# REQUIRED ACTION
Copy all entries verbatim and keep any pictures out of the copy.
══════════
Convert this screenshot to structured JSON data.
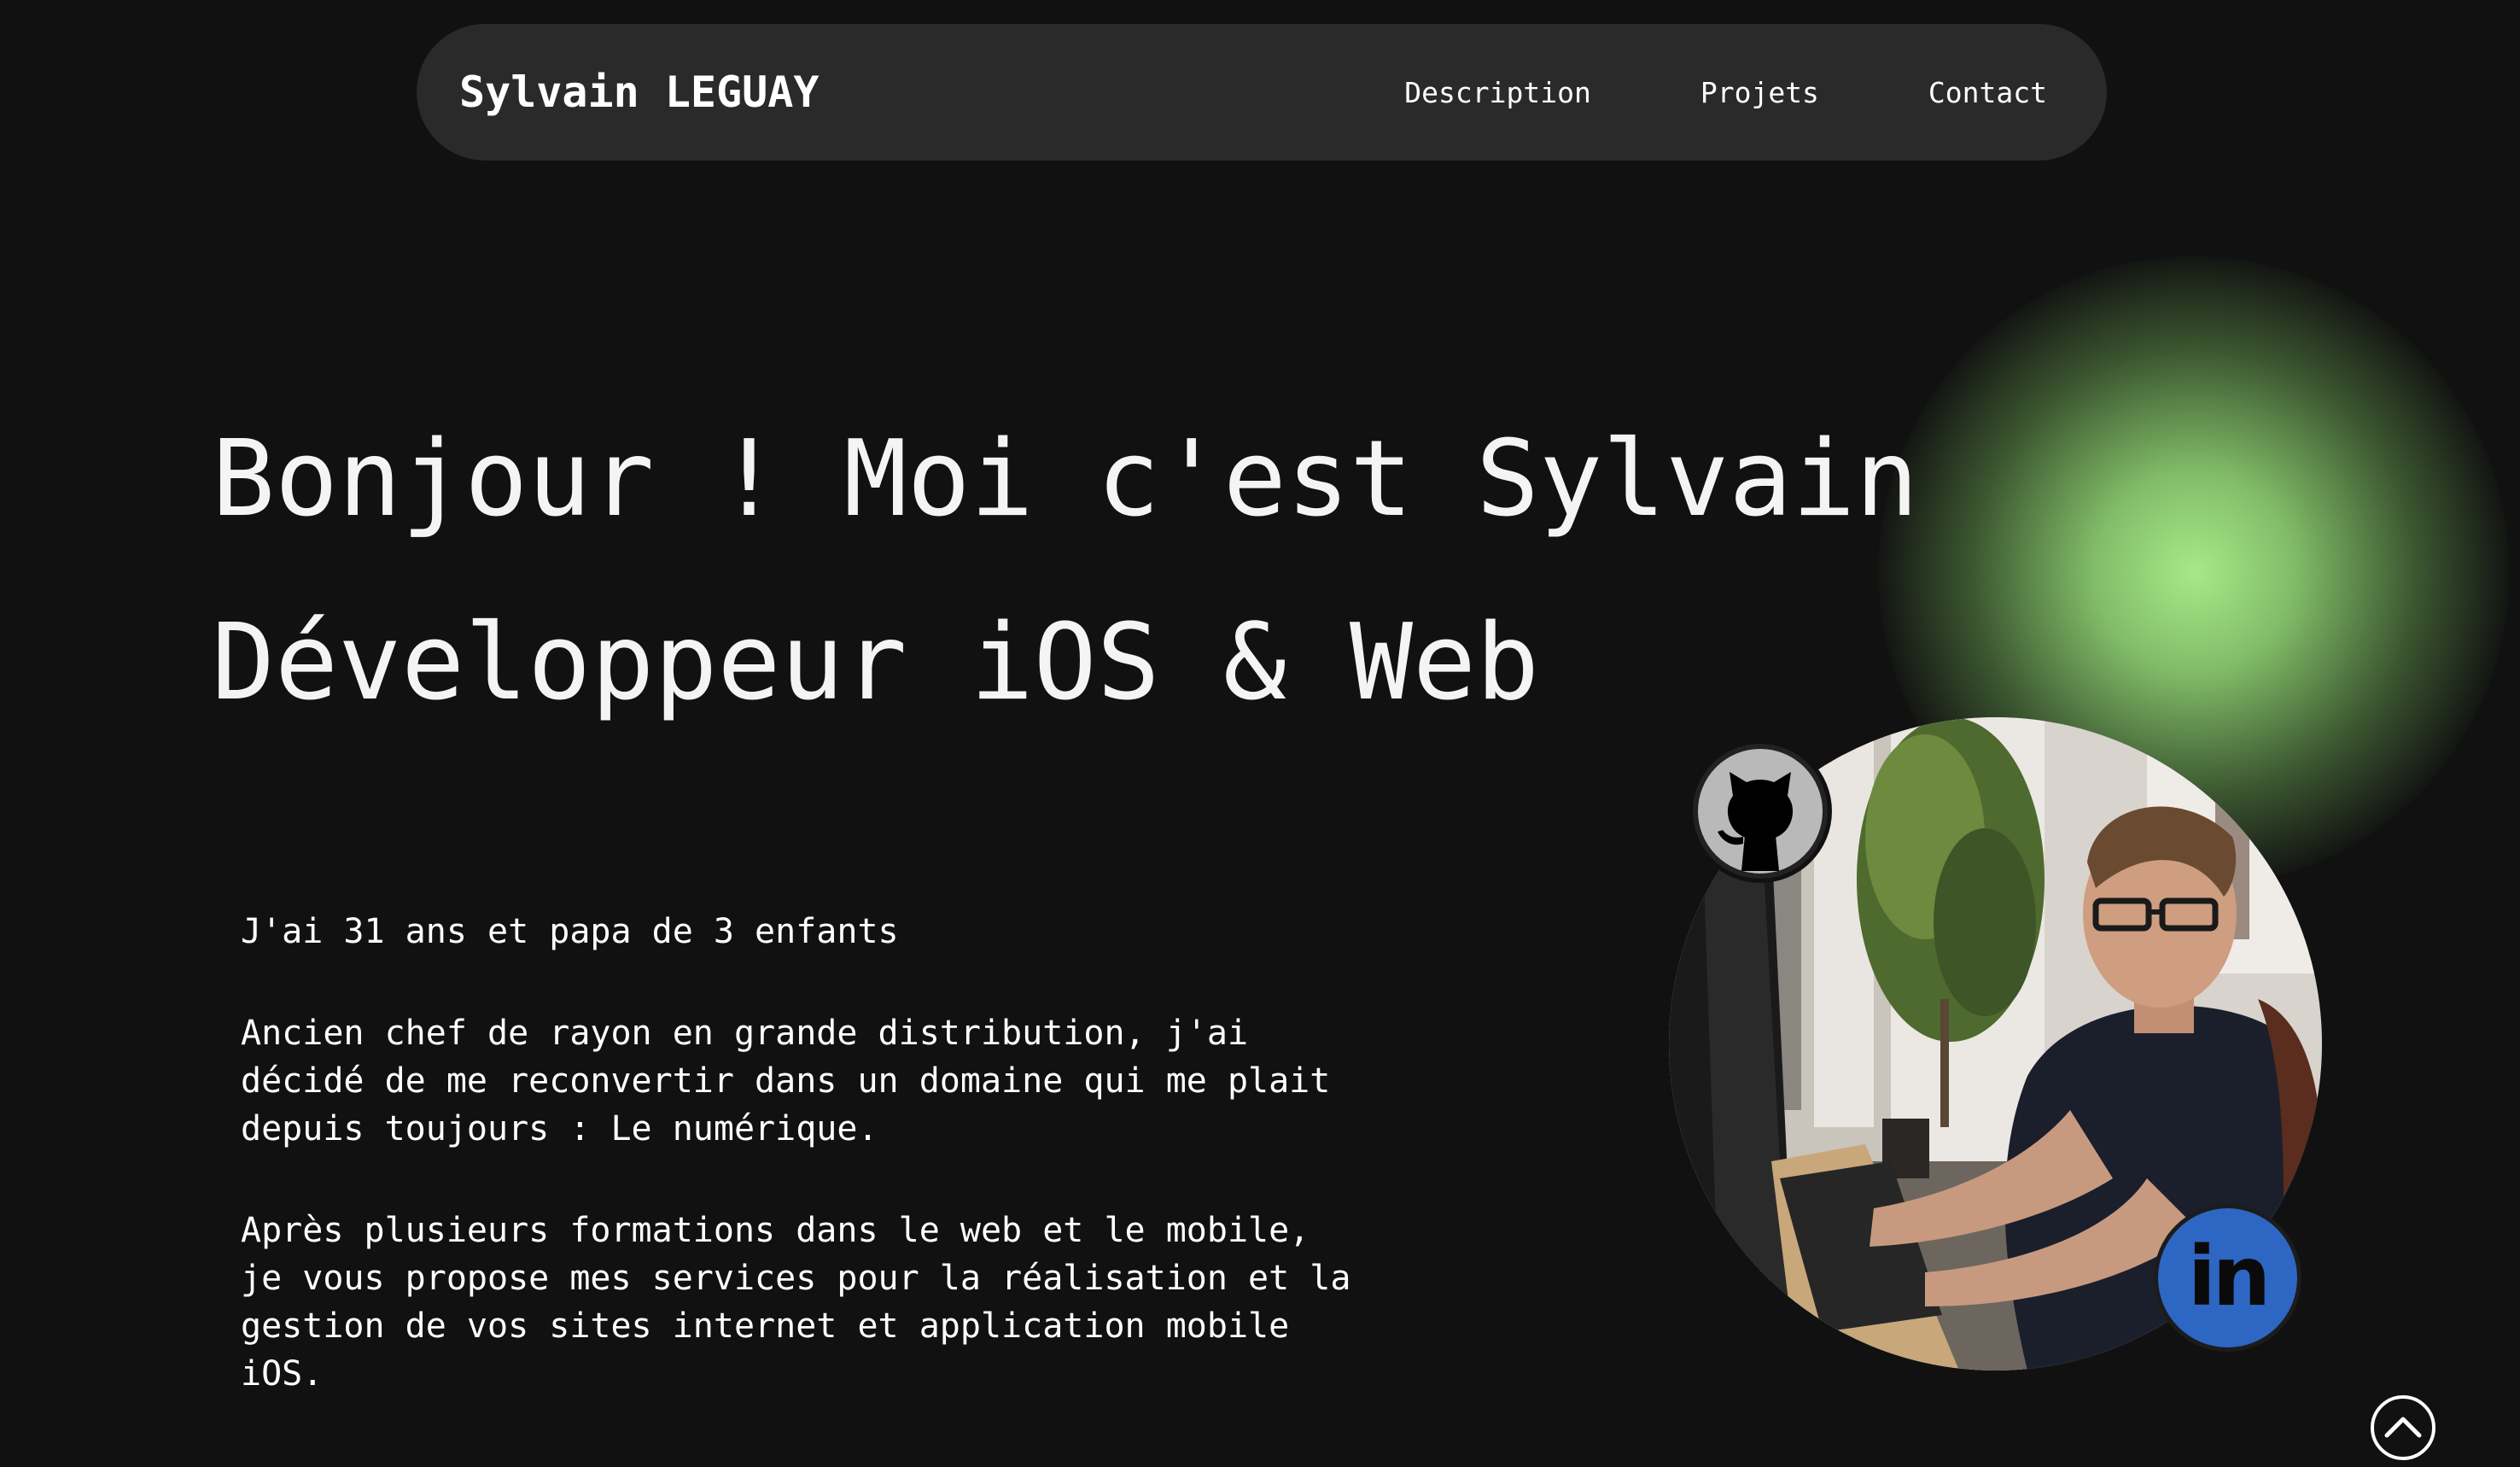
{
  "header": {
    "brand": "Sylvain LEGUAY",
    "nav": [
      {
        "label": "Description"
      },
      {
        "label": "Projets"
      },
      {
        "label": "Contact"
      }
    ]
  },
  "hero": {
    "line1": "Bonjour ! Moi c'est Sylvain",
    "line2": "Développeur iOS & Web"
  },
  "bio": {
    "p1": "J'ai 31 ans et papa de 3 enfants",
    "p2": "Ancien chef de rayon en grande distribution, j'ai décidé de me reconvertir dans un domaine qui me plait depuis toujours : Le numérique.",
    "p3": "Après plusieurs formations dans le web et le mobile, je vous propose mes services pour la réalisation et la gestion de vos sites internet et application mobile iOS."
  },
  "social": {
    "github_icon": "github-octocat-icon",
    "linkedin_label": "in",
    "linkedin_icon": "linkedin-icon"
  },
  "scroll_top_icon": "chevron-up-circle-icon",
  "colors": {
    "background": "#111111",
    "navbar": "#2a2a2a",
    "glow": "#a7e889",
    "linkedin": "#2e66c3"
  }
}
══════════
# RESULT
Convert this screenshot to structured JSON data.
{
  "header": {
    "brand": "Sylvain LEGUAY",
    "nav": [
      {
        "label": "Description"
      },
      {
        "label": "Projets"
      },
      {
        "label": "Contact"
      }
    ]
  },
  "hero": {
    "line1": "Bonjour ! Moi c'est Sylvain",
    "line2": "Développeur iOS & Web"
  },
  "bio": {
    "p1": "J'ai 31 ans et papa de 3 enfants",
    "p2": "Ancien chef de rayon en grande distribution, j'ai décidé de me reconvertir dans un domaine qui me plait depuis toujours : Le numérique.",
    "p3": "Après plusieurs formations dans le web et le mobile, je vous propose mes services pour la réalisation et la gestion de vos sites internet et application mobile iOS."
  },
  "social": {
    "github_icon": "github-octocat-icon",
    "linkedin_label": "in",
    "linkedin_icon": "linkedin-icon"
  },
  "scroll_top_icon": "chevron-up-circle-icon",
  "colors": {
    "background": "#111111",
    "navbar": "#2a2a2a",
    "glow": "#a7e889",
    "linkedin": "#2e66c3"
  }
}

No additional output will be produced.